“The EU should tell Frost to abide by the agreement he signed whether he understood it or not,” Steve Lawrence added.
Redwood saying the UK should break the international treaty the Tories negotiated with the EU. I wonder why he voted for it? https://t.co/L5MypHc2cJ— Graham Simpson (@grahambsi) September 5, 2021
Someone’s not read the Northern Ireland protocol… https://t.co/odZgQ6Lzrp— Richard Tunnicliffe (@HowShouldWeVote) September 5, 2021
i mean what are treaties anyways, when you think about it https://t.co/zMKd9Euopp— Duke ‘Zesty Quip Employer’ Zero (@B_Sputnik) September 6, 2021
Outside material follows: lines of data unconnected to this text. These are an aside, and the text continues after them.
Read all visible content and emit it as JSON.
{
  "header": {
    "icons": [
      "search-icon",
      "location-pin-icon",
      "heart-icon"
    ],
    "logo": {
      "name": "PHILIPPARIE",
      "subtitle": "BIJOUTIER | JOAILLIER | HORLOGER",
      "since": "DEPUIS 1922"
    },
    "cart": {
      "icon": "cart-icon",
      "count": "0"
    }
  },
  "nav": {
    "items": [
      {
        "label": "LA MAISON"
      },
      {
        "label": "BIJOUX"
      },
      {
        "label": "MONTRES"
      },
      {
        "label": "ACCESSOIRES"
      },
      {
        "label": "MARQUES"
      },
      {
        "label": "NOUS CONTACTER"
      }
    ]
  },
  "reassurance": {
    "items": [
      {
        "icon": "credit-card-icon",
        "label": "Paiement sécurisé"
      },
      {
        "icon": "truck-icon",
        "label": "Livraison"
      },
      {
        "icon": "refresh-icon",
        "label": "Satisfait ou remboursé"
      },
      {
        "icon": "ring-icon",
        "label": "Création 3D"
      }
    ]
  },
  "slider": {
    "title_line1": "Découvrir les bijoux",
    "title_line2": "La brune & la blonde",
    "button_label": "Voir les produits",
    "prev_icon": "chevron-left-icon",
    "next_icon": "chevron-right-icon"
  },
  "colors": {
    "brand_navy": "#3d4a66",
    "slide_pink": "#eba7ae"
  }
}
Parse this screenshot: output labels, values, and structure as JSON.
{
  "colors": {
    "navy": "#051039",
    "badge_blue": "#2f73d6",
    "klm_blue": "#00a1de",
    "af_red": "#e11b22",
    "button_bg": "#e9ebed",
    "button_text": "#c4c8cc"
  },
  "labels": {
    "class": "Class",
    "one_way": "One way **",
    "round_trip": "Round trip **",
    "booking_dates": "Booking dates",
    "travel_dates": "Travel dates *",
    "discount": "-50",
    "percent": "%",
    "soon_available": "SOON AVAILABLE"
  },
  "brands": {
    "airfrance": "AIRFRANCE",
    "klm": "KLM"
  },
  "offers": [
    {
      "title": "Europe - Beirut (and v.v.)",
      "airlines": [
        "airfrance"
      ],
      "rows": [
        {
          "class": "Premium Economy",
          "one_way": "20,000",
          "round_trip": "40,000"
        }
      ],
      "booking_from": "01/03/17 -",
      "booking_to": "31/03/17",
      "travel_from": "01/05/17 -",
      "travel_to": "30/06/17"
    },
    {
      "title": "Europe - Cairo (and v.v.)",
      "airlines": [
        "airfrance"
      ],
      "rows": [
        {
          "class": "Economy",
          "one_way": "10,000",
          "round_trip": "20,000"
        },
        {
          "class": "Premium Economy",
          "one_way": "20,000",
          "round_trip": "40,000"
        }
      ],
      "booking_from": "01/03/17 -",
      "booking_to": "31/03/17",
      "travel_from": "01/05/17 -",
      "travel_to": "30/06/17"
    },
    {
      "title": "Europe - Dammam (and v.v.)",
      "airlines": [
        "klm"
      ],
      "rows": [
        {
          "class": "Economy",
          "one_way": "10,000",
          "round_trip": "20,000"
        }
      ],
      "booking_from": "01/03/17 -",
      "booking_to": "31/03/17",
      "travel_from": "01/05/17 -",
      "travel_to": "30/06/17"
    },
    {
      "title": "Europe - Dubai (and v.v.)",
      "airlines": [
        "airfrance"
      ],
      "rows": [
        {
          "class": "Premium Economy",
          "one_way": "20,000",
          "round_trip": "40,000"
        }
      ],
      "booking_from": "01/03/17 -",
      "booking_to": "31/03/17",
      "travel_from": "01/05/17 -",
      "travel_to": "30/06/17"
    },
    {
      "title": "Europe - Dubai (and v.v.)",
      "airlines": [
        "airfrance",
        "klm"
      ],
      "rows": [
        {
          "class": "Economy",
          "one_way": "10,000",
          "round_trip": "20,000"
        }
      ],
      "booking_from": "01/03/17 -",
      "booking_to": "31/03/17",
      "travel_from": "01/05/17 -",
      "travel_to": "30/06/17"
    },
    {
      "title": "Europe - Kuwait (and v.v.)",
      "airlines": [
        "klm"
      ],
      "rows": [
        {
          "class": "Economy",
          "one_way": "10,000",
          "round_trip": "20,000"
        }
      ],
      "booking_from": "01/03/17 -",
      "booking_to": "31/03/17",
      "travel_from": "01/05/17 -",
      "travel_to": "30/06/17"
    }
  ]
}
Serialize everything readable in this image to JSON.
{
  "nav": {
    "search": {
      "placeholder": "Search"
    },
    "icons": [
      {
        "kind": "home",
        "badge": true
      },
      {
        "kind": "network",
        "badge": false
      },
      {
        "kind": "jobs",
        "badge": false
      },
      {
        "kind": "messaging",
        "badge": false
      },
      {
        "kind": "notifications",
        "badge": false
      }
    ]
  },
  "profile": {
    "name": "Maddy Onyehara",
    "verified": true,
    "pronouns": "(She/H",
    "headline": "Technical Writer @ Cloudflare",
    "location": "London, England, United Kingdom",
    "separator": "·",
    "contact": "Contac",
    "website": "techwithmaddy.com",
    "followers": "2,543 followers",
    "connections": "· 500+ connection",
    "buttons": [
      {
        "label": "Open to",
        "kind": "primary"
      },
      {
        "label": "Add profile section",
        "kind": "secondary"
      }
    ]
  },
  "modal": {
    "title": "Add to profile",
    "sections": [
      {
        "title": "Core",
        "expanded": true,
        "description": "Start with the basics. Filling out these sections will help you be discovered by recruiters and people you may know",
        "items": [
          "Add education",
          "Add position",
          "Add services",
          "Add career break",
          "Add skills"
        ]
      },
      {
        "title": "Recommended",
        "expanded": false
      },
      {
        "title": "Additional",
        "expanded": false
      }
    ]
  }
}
Redwood can always be relied upon to display that toxic combination of arrogance and ignorance that created this Breixt mess in the first place. https://t.co/2m61I3S5GH— Siobhan Benita (@SiobhanBenita) September 5, 2021
The EU should tell Frost to abide by the agreement he signed whether he understood it or not. https://t.co/Em8rG5Avj6— Steve Lawrence (@SteveLawrence_) September 5, 2021
One Twitter user said Frost negotiated an agreement which Redwood should have complained about before ratifying it, if he was unhappy with it. “Did you not read or understand the agreement?,” he asked.
Another user said: “The only way out of this situation is to #RejoinEU. If you don’t want that then this – the thing you voted for – is what you are stuck with. Honestly, we – the readers and vaguely sentient of Britain – have had enough of this.”
“Tell”— Rejoining Rich #FBPE #RejoinEU?????????? (@Richard90425119) September 5, 2021
But he negotiated an AGREEMENT which YOU ratified
If you were unhappy YOU should have complained then.
Did you not read or understand the agreement. Either way it shows your incompetence#BrexitReality #BrexitShambles #BrexitBrokeBritain https://t.co/xres5OL6bp
The only way out of this situation is to #RejoinEU . if you don’t want that then this – the thing you voted for – is what you are stuck with.— GeoffGarside#FBPE (@garside_geoff) September 5, 2021
Honestly, we – the readers and vaguely sentient of Britain – have had enough of this. https://t.co/CDUYTQo10I
Meanwhile, Brexit minister David Frost said conflict over UK’s deal with the EU risks creating “cold mistrust” with the bloc.
Frost insisted that the European Union should accept a “substantial and significant change” to the deal, according to PA news agency.
Earlier this summer, Frost admitted Brexiteers have been taken aback by decaying relationships with the European Union.
Frost said Leavers dreamed of a sovereign Britain, but still in good terms with the bloc, according to The Guardian.
Johnson insisted the Withdrawal Agreement signed last year must be renegotiated, blaming Brussels for ‘insufficient’ solutions after the European Commission published proposals believed to make the Northern Ireland protocol easier to implement.
And business secretary Kwasi Kwarteng said the Northern Ireland protocol “isn’t written in stone” and added “a deal is a deal but it was not something that was going to last forevermore”.
The EU has already given the UK grace periods and the European Commission said it will not rewrite the legal text agreed with Johnson two years ago.
In April this year, EU officials voiced their concerns that the UK would not respect post-Brexit agreements.